╔══
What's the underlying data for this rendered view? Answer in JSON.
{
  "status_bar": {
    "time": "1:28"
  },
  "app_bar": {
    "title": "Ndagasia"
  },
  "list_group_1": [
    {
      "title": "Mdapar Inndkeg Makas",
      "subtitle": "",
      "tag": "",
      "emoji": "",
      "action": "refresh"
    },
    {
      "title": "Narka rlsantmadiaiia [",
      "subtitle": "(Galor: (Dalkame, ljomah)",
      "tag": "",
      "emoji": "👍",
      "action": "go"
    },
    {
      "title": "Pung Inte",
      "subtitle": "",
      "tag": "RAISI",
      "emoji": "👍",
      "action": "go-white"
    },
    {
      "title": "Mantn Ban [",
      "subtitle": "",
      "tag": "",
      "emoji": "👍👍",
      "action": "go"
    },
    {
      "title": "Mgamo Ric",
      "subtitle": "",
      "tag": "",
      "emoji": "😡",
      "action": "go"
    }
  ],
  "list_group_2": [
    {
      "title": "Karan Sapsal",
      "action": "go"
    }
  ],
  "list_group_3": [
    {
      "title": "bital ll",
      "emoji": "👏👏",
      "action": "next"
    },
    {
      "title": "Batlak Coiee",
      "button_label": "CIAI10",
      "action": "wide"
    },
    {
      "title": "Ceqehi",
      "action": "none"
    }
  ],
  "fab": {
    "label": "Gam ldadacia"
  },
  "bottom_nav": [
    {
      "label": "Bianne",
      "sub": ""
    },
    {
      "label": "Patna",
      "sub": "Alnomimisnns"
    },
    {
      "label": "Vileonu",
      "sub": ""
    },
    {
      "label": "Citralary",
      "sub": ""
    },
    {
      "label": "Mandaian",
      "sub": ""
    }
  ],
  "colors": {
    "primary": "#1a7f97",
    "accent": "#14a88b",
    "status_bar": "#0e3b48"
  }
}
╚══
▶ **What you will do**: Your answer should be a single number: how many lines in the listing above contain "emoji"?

▶ **Solution**: 6